We all got slices of pie for dessert to-go. I am so proud of the work we put in to make this experience a reality. Photo credit: Julius Mayo
Sunday, March 18th, 2018 – “Back to Buckeye Country”
“The most common way people give up their power is by thinking they don’t have any.” – Alice Walker
We spent the day traveling from the South back up North. My time on the bus was spent reading, except for the times when I engaged in conversations with friends. We chatted for hours about race and ethnicity still, and it was great that even after the experience, we shared ideas and experiences and connected them with broader sociology forces and historical contexts. There was a stop in Elizabethtown, Kentucky for lunch and I tried Culver’s for the first time. We were back at OSU around 6:30-7 pm, and I was saddened to have had the experience end, but it was time to resume academics. However, I did not try any grits while down South, so I need to return sometime to do so.
Attached is a PowerPoint for readers to view!
I hope to continue engaging in experiences like this one, where it was eye-opening and enlightening.
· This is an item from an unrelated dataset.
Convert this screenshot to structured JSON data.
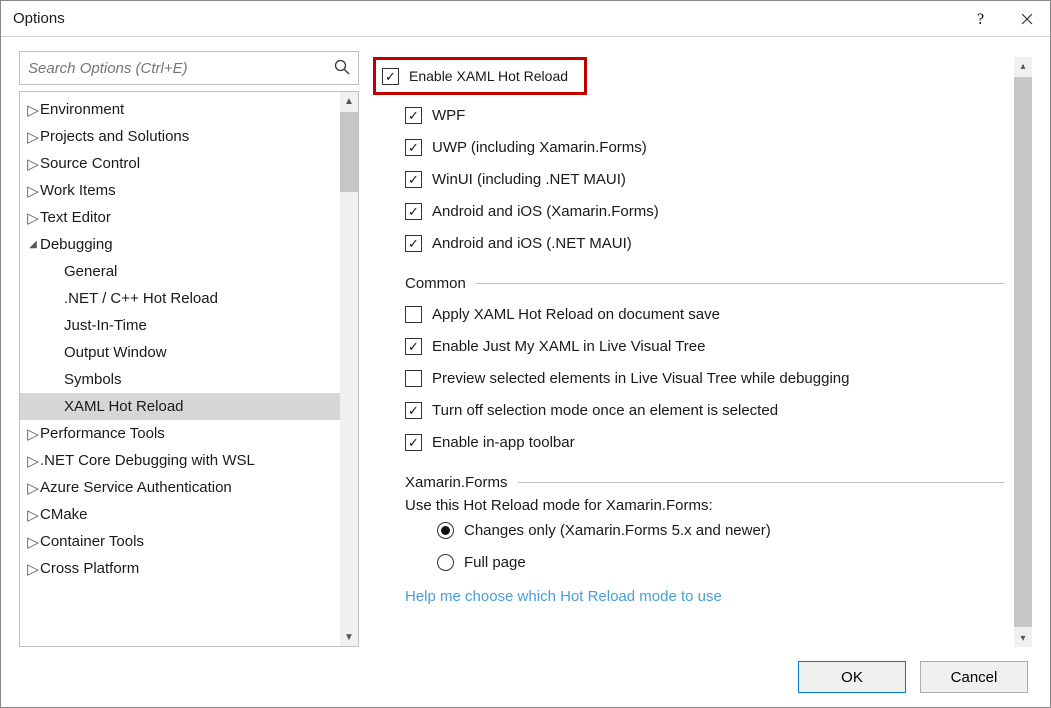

I believe I personally developed because I gained greater knowledge about American history and social justice. I found myself slowly becoming more comfortable with having discussions regarding difficult topics like racism. For 2018-2019, it is a goal of mine to plan, and participate in, at least one of MUNDO’s alternative break experiences.
We all have the power in each of us to make change. We can get discouraged, but we must never quit pursuing what we believe is right and just.